Top Tips for Digital Wellbeing While Hybrid Working

This guide is intended for all University staff and students engaging in hybrid working: a mix of on campus and off campus working unconstrained by one specific location. The guide provides a range of tips and resources for how staff can prioritise mental and physical health while using and relying on digital devices to work and connect with others who might be working from a different site.

Top Tips for Digital Wellbeing While Hybrid Working (UoE SharePoint)

Building Digital Resilience

Especially during periods of increased online activity, it is important to safeguard your own systems and devices against online threats. Building up your personal digital resilience is a good way to protect yourself against online fraud and malicious actors intending to do you harm. The following resources offer a good place to start in terms of building up your cyber defences.
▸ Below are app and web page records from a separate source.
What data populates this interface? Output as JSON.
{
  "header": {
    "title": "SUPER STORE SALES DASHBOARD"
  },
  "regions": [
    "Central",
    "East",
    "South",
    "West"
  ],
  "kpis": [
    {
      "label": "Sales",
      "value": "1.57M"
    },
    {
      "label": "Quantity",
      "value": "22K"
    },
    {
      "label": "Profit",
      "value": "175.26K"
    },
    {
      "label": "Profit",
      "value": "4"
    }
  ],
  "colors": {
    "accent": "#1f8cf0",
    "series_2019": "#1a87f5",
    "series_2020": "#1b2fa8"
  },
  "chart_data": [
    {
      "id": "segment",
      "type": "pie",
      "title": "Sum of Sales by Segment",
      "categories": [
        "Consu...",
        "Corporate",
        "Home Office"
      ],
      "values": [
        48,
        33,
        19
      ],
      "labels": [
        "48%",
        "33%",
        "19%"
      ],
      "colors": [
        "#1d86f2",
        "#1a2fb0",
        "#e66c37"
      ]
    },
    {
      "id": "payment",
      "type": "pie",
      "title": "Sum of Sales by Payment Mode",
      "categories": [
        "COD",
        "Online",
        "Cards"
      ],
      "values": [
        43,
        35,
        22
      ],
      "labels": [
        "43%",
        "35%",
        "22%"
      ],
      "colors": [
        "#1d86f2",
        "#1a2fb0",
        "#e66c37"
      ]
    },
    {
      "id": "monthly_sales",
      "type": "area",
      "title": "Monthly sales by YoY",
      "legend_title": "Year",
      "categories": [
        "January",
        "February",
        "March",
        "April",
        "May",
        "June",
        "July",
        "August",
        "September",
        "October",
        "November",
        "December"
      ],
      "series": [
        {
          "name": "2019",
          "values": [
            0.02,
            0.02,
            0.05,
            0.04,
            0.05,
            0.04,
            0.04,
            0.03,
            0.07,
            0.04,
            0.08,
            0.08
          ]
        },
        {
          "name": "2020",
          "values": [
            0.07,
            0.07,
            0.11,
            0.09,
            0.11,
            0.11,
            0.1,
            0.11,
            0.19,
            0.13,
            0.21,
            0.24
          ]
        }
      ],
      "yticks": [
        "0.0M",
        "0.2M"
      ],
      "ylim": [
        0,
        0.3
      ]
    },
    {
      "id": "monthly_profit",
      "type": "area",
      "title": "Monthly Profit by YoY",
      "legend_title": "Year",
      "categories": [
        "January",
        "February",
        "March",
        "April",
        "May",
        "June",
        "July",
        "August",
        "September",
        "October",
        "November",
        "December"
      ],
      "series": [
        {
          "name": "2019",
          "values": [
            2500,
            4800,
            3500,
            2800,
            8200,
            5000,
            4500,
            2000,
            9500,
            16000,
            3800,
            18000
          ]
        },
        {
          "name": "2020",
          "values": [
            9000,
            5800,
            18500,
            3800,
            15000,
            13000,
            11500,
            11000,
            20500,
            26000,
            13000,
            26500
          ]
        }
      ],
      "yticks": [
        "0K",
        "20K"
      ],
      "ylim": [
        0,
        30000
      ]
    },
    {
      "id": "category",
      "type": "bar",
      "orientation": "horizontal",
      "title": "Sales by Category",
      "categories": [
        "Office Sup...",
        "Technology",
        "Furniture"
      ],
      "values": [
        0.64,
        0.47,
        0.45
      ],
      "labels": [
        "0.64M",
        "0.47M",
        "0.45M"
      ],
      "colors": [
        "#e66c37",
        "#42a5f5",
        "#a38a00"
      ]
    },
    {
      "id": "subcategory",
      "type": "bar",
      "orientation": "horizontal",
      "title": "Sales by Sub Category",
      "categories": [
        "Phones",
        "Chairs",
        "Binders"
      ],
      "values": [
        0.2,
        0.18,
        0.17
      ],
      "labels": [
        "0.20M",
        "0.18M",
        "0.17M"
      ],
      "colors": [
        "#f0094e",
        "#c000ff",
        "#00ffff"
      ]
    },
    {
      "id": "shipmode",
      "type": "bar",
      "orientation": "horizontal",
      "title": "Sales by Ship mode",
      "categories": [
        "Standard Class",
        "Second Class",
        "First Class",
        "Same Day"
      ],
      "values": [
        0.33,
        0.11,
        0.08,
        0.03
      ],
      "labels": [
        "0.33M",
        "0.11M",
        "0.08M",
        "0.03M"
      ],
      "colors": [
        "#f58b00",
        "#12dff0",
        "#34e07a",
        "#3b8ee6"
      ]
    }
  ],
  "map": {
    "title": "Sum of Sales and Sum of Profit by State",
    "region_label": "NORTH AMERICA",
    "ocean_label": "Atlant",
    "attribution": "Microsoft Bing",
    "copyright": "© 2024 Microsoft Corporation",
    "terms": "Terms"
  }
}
Compromised? Find Support Resources

If you or someone you know requires immediate support for an online safety-related incident, you can find a list of both University of Edinburgh resources as well as external helplines through the page below.

Compromised? Find Support Resources

Cyber Resilience Scotland

This series of podcasts from Cyber Scotland Week 2020 introduces listeners to various aspects of cyber resilience, from passwords and malware protection to cyber hygiene for businesses.

Cyber Resilience Scotland Podcasts (Link to external website)

General Safer Internet Resources

The webpage from the Digital Skills and Training team offers a broad overview of ways you can keep yourself safe while engaging online, including quick safety hacks and a curated list of digital safety guides.

General Safer Internet Resources

Information Security – Top 10 Safety Tips

The University’s Information Security (InfoSec) team have put together a handy list of their top 10 digital safety tips to help protect you and the University. This is a great place to start when it comes to managing you own digital safety.

Information Security: Top 10 Safety Tips (PDF)

University Guidance on Hybrid Work and Study

Many members of the University community are currently working and studying from different locations. To help you navigate hybrid working, Information Services Group has issued guidance for both staff and students.

Learning Technology Hub and Training

Learn more about the services and systems available to support the use of technology in learning and teaching. Specialist support and guidance is available to all staff, including training, pedagogy-focussed workshops, and engagement events.

Learning Technology Hub

Learning Technology Training

Information Services Off-site Working Guidance

Find information on how to get set up for home working, instructions for remote desktop, cloud-based file storage, connecting to University file storage, holding meetings online and accessing other University services off-site.

Information Services Off-site Working Guidance

Students: Prepare for Hybrid Learning

Find a range of study skills support to help you prepare for a mix of in-person and digital teaching at this handy web hub for students, including an introduction to the University's virtual learning environment and short transition courses.

Prepare for hybrid learning

 

© Victoria Madden, Shivani Rao, University of Edinburgh, 2022, CC BY-SA 4.0, unless otherwise indicated.